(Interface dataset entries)
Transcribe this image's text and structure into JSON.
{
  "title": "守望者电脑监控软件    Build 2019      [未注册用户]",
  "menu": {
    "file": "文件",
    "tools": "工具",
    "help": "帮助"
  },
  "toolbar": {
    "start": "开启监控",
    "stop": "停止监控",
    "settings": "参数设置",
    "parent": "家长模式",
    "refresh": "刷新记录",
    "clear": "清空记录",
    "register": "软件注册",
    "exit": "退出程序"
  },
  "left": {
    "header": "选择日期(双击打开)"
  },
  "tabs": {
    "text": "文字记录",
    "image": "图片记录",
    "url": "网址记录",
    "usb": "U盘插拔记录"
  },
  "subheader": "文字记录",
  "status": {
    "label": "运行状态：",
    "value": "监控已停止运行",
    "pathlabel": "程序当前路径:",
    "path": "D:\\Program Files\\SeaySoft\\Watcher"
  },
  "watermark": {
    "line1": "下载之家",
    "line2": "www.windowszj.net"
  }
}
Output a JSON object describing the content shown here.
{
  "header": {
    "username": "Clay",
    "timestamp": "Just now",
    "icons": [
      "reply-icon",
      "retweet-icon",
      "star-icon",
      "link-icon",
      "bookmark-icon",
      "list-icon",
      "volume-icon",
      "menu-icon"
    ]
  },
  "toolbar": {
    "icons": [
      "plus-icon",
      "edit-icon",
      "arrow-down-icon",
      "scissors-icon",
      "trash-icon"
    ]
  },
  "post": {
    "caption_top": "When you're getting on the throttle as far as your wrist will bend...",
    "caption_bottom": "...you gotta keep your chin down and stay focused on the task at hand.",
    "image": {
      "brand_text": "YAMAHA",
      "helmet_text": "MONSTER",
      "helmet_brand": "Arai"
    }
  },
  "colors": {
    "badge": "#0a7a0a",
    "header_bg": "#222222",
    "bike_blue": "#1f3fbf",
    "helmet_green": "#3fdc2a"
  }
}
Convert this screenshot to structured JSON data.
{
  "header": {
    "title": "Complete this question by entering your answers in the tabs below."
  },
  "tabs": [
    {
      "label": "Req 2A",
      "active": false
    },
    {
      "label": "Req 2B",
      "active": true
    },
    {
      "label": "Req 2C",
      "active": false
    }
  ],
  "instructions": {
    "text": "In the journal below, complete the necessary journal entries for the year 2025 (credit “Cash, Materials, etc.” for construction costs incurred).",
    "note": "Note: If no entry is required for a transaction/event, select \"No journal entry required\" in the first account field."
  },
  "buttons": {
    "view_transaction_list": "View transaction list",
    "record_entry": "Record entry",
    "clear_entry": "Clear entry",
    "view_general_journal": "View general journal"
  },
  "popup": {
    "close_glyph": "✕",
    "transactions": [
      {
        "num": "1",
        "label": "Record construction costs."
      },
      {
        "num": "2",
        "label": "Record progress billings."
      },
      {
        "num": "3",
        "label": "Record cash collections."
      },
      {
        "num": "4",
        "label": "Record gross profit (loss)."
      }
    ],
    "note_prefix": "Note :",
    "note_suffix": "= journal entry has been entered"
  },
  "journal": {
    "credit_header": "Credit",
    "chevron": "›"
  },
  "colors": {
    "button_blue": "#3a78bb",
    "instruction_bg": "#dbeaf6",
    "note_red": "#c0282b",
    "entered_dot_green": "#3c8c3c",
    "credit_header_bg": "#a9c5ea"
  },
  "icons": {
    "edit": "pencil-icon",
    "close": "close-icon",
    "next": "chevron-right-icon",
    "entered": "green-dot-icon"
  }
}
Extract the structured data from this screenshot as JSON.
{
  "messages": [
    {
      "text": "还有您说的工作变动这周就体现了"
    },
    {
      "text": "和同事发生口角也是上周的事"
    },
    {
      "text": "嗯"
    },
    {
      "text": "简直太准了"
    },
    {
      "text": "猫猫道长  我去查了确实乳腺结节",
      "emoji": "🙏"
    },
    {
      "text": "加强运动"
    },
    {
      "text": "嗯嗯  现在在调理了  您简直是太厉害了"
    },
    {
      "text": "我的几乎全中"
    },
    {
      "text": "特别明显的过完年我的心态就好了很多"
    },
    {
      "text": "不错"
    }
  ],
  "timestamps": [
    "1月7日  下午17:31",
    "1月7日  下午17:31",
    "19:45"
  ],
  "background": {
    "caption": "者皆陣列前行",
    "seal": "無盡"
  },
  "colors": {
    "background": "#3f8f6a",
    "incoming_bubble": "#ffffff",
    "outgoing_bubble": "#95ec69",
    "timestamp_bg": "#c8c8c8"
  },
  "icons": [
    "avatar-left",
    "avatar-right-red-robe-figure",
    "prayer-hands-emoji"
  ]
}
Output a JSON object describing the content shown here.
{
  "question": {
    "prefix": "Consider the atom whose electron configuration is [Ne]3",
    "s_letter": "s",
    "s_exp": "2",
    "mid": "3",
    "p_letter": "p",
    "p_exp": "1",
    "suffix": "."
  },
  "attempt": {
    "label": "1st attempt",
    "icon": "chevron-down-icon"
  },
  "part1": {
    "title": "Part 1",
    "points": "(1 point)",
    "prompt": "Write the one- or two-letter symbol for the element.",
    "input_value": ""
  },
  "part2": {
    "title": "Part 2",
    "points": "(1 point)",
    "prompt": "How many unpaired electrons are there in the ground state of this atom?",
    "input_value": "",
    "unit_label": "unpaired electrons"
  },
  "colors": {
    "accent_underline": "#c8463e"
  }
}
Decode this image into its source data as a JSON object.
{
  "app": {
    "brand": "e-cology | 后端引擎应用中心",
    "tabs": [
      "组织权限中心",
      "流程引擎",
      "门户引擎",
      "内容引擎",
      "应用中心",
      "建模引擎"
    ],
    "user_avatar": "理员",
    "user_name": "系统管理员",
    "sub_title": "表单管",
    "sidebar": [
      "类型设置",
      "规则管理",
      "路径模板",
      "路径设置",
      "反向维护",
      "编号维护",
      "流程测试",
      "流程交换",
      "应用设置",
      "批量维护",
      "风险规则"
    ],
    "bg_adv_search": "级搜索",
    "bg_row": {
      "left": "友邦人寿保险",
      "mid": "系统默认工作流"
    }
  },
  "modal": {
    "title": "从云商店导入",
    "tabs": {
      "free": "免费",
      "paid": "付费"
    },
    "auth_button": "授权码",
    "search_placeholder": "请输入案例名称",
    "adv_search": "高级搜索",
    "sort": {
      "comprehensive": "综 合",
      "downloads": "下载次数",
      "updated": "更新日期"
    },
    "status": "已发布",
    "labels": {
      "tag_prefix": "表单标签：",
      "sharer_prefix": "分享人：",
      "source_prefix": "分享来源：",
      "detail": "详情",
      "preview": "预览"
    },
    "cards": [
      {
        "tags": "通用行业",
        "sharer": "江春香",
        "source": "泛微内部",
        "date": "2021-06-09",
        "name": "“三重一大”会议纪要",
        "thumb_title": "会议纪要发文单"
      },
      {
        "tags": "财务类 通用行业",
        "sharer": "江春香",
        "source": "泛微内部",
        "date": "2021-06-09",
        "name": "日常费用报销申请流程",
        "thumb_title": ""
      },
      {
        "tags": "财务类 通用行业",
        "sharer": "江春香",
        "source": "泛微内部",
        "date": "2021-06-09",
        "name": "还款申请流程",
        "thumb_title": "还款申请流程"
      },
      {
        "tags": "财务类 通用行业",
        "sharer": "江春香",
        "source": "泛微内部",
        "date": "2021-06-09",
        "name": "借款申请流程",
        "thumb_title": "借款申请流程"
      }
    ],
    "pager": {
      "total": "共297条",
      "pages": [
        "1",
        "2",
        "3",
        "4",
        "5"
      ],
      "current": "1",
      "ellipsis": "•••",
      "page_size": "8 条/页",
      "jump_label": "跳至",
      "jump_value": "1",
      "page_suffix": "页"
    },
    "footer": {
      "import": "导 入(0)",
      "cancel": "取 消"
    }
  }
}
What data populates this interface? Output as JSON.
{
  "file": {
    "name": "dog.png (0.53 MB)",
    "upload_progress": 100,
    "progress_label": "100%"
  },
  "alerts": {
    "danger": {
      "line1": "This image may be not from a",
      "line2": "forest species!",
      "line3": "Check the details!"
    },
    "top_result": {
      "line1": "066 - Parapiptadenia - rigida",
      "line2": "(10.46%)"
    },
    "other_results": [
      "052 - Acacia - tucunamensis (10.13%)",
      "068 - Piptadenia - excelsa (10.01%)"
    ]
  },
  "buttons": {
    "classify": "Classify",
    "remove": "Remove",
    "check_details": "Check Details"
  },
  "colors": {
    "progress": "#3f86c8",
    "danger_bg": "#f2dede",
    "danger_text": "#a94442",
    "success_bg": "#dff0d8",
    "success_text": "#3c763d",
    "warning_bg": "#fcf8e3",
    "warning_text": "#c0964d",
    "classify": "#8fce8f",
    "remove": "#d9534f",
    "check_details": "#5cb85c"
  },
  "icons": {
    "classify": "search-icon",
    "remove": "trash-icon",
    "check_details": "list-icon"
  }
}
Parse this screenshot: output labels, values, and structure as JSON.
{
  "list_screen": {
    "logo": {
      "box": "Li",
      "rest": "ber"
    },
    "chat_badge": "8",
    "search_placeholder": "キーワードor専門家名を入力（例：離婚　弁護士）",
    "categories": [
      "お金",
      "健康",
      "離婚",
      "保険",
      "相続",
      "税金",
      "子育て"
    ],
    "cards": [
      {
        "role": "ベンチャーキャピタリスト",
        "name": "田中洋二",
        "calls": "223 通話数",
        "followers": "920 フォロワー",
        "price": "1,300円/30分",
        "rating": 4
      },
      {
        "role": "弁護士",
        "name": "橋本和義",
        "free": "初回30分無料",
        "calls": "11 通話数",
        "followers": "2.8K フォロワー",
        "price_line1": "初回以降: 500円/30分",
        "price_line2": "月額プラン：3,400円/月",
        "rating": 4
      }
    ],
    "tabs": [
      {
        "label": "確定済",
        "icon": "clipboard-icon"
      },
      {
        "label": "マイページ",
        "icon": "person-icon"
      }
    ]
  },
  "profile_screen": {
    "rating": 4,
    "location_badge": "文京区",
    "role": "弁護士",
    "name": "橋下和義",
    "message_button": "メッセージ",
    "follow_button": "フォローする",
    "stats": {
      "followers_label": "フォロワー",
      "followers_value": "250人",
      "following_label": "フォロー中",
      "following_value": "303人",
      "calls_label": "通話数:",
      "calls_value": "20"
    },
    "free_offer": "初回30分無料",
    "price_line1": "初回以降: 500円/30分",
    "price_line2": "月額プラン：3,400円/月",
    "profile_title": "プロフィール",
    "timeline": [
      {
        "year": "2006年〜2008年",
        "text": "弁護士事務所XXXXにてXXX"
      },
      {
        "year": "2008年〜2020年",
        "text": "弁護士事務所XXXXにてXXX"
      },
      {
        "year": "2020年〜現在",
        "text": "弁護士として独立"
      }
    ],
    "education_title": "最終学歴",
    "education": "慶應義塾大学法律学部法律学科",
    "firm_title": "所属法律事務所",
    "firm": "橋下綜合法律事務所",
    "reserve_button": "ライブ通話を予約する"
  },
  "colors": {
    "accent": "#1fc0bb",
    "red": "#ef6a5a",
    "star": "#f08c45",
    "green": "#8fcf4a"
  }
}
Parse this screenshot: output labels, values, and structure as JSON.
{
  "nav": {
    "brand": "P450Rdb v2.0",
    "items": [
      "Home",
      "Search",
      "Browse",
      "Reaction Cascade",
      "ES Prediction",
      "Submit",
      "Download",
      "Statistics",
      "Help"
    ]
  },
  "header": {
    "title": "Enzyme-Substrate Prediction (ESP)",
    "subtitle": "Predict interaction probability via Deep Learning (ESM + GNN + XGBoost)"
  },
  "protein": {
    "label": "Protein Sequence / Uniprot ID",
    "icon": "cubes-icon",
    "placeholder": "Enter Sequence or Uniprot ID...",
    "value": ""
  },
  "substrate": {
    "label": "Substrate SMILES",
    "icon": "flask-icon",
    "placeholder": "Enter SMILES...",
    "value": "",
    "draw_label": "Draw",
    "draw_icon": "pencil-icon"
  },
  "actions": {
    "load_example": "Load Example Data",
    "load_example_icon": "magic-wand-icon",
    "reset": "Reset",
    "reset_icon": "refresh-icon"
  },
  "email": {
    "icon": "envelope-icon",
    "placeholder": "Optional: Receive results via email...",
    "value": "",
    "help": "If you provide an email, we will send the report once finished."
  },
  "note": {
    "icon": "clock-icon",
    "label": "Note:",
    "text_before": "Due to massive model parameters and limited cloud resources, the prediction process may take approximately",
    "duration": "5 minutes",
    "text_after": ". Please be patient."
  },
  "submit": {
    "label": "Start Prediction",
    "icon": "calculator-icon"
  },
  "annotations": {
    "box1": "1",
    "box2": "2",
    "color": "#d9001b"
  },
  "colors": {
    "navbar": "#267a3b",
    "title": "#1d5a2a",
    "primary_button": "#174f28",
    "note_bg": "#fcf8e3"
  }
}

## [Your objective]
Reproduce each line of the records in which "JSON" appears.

## [Response to the exercise]
Transcribe this image's text and structure into JSON.
Output a JSON object describing the content shown here.
Convert this screenshot to structured JSON data.
Extract the structured data from this screenshot as JSON.
Output a JSON object describing the content shown here.
Decode this image into its source data as a JSON object.
What data populates this interface? Output as JSON.
Parse this screenshot: output labels, values, and structure as JSON.
Parse this screenshot: output labels, values, and structure as JSON.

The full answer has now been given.